Data records
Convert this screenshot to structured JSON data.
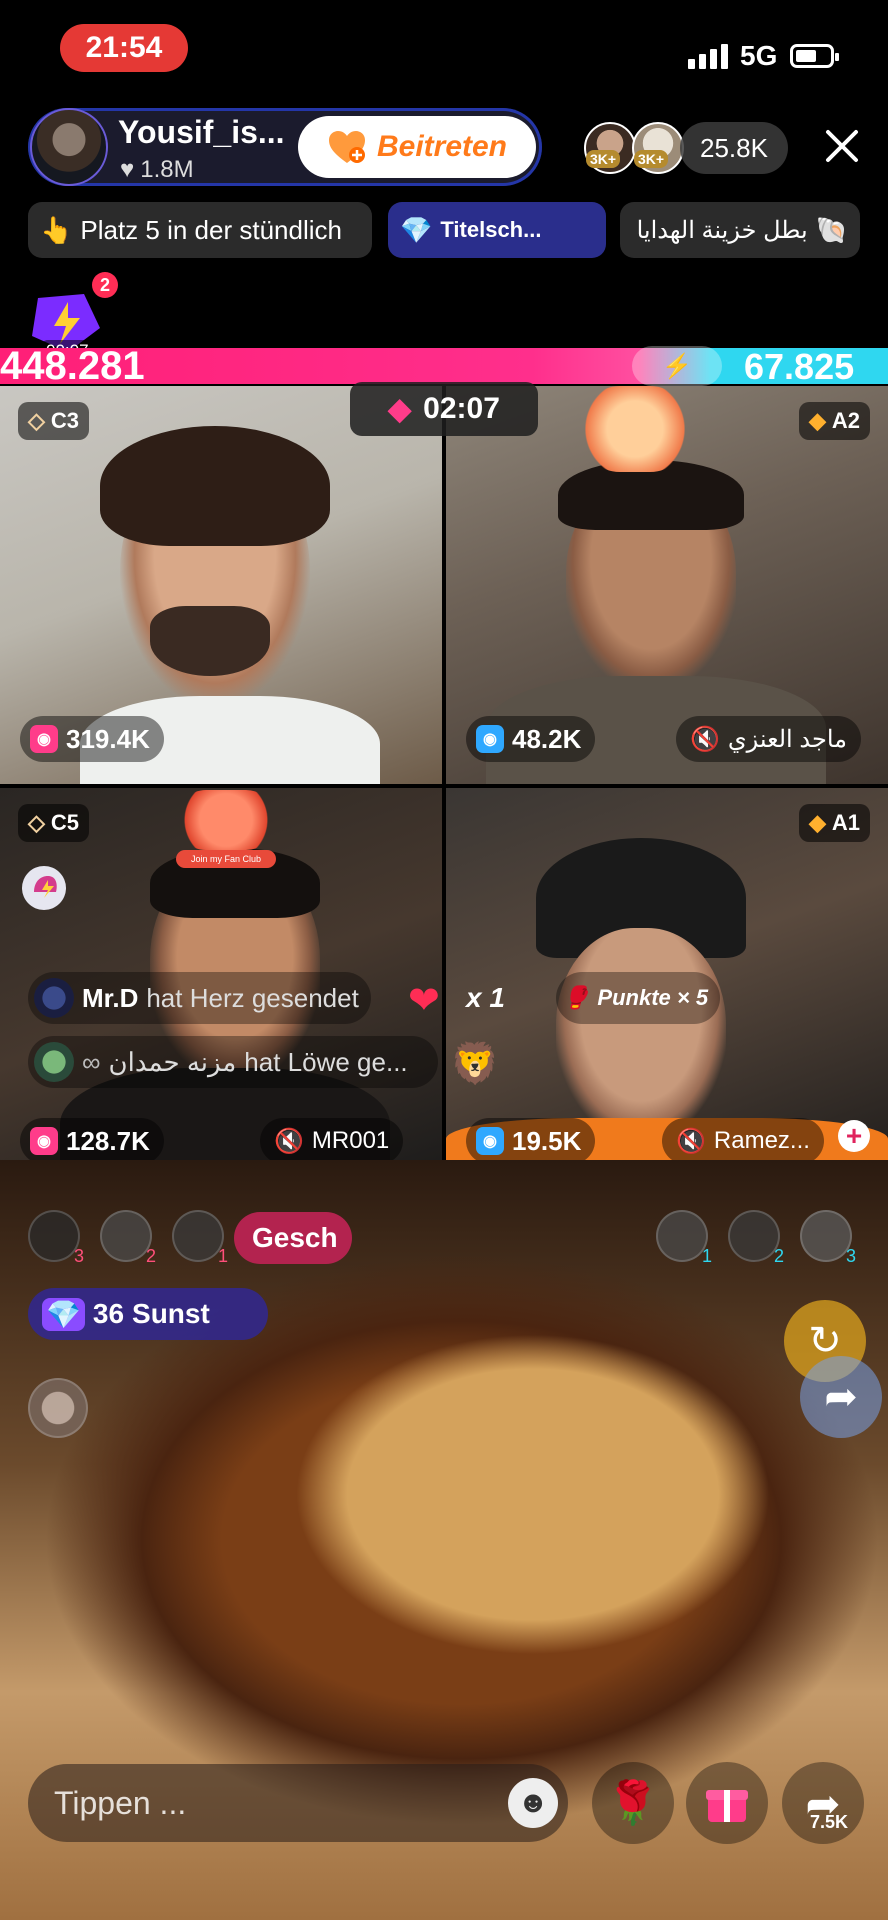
{
  "status": {
    "time": "21:54",
    "network": "5G"
  },
  "host": {
    "name": "Yousif_is...",
    "likes": "1.8M",
    "join_label": "Beitreten"
  },
  "viewers": {
    "badge_1": "3K+",
    "badge_2": "3K+",
    "count": "25.8K"
  },
  "chips": [
    {
      "label": "Platz 5 in der stündlich"
    },
    {
      "label": "Titelsch..."
    },
    {
      "label": "بطل خزينة الهدايا"
    }
  ],
  "flash": {
    "notifications": "2",
    "timer": "00:07"
  },
  "battle": {
    "score_left": "448.281",
    "score_right": "67.825",
    "timer": "02:07"
  },
  "tiles": [
    {
      "rank": "C3",
      "viewers": "319.4K",
      "name": ""
    },
    {
      "rank": "A2",
      "viewers": "48.2K",
      "name": "ماجد العنزي"
    },
    {
      "rank": "C5",
      "viewers": "128.7K",
      "name": "MR001"
    },
    {
      "rank": "A1",
      "viewers": "19.5K",
      "name": "Ramez..."
    }
  ],
  "comments": [
    {
      "user": "Mr.D",
      "text": "hat Herz  gesendet",
      "count": "x 1"
    },
    {
      "user": "مزنه حمدان",
      "text": "hat Löwe  ge..."
    }
  ],
  "points": {
    "label": "Punkte × 5"
  },
  "fanclub": {
    "label": "Join my Fan Club"
  },
  "guests_left": [
    "3",
    "2",
    "1"
  ],
  "guests_right": [
    "1",
    "2",
    "3"
  ],
  "gift_tab": {
    "label": "Gesch"
  },
  "sunst": {
    "count": "36",
    "label": "Sunst"
  },
  "input": {
    "placeholder": "Tippen ..."
  },
  "share_count": "7.5K",
  "colors": {
    "accent_pink": "#ff1f77",
    "accent_cyan": "#2fd7f0",
    "join_orange": "#ff7a1a",
    "live_red": "#e53935"
  }
}
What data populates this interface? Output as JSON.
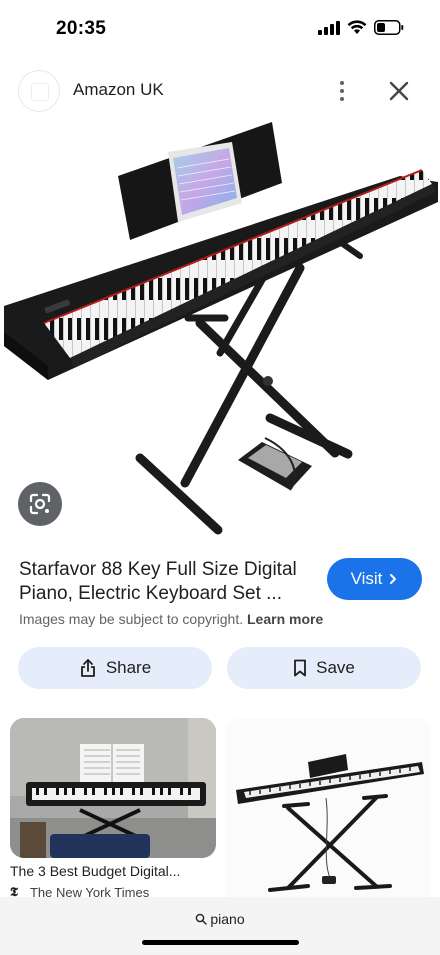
{
  "status_bar": {
    "time": "20:35",
    "icons": [
      "signal-icon",
      "wifi-icon",
      "battery-icon"
    ]
  },
  "source": {
    "name": "Amazon UK"
  },
  "result": {
    "title": "Starfavor 88 Key Full Size Digital Piano, Electric Keyboard Set ...",
    "visit_label": "Visit",
    "copyright_text": "Images may be subject to copyright.",
    "learn_more": "Learn more"
  },
  "actions": {
    "share_label": "Share",
    "save_label": "Save"
  },
  "related": [
    {
      "title": "The 3 Best Budget Digital...",
      "source": "The New York Times",
      "source_logo": "𝕿"
    },
    {
      "title": "",
      "source": ""
    }
  ],
  "search": {
    "query": "piano"
  },
  "colors": {
    "accent": "#1a73e8",
    "action_bg": "#e4edf9",
    "text": "#1f1f1f",
    "muted": "#5f6368"
  }
}
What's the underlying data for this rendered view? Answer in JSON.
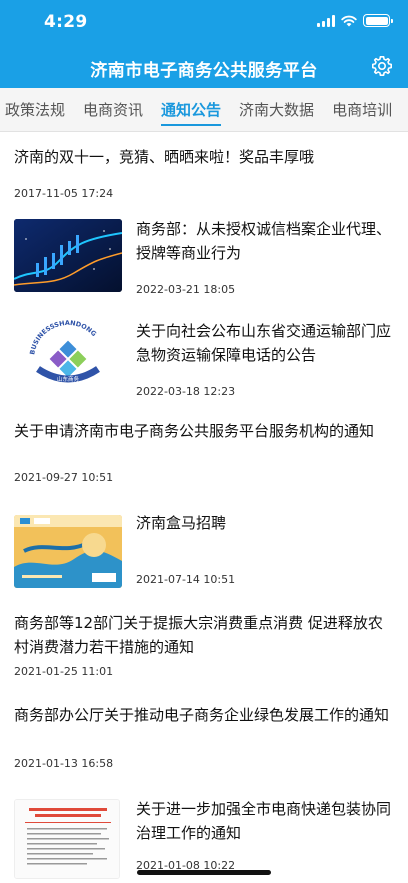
{
  "status": {
    "time": "4:29"
  },
  "header": {
    "title": "济南市电子商务公共服务平台"
  },
  "tabs": [
    {
      "label": "政策法规"
    },
    {
      "label": "电商资讯"
    },
    {
      "label": "通知公告"
    },
    {
      "label": "济南大数据"
    },
    {
      "label": "电商培训"
    }
  ],
  "active_tab": "通知公告",
  "news": [
    {
      "title": "济南的双十一，竞猜、晒晒来啦！奖品丰厚哦",
      "date": "2017-11-05 17:24"
    },
    {
      "title": "商务部：从未授权诚信档案企业代理、授牌等商业行为",
      "date": "2022-03-21 18:05",
      "thumb": "stock-chart-image"
    },
    {
      "title": "关于向社会公布山东省交通运输部门应急物资运输保障电话的公告",
      "date": "2022-03-18 12:23",
      "thumb": "shandong-commerce-logo",
      "logo_text": "BUSINESSSHANDONG",
      "logo_caption": "山东商务"
    },
    {
      "title": "关于申请济南市电子商务公共服务平台服务机构的通知",
      "date": "2021-09-27 10:51"
    },
    {
      "title": "济南盒马招聘",
      "date": "2021-07-14 10:51",
      "thumb": "hema-recruitment-poster"
    },
    {
      "title": "商务部等12部门关于提振大宗消费重点消费 促进释放农村消费潜力若干措施的通知",
      "date": "2021-01-25 11:01"
    },
    {
      "title": "商务部办公厅关于推动电子商务企业绿色发展工作的通知",
      "date": "2021-01-13 16:58"
    },
    {
      "title": "关于进一步加强全市电商快递包装协同治理工作的通知",
      "date": "2021-01-08 10:22",
      "thumb": "official-document-image"
    }
  ],
  "colors": {
    "header_bg": "#1aa0e6",
    "active_tab": "#1a98dd"
  }
}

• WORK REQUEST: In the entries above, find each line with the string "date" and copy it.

• RESPONSE BELOW:
      "date": "2017-11-05 17:24"
      "date": "2022-03-21 18:05",
      "date": "2022-03-18 12:23",
      "date": "2021-09-27 10:51"
      "date": "2021-07-14 10:51",
      "date": "2021-01-25 11:01"
      "date": "2021-01-13 16:58"
      "date": "2021-01-08 10:22",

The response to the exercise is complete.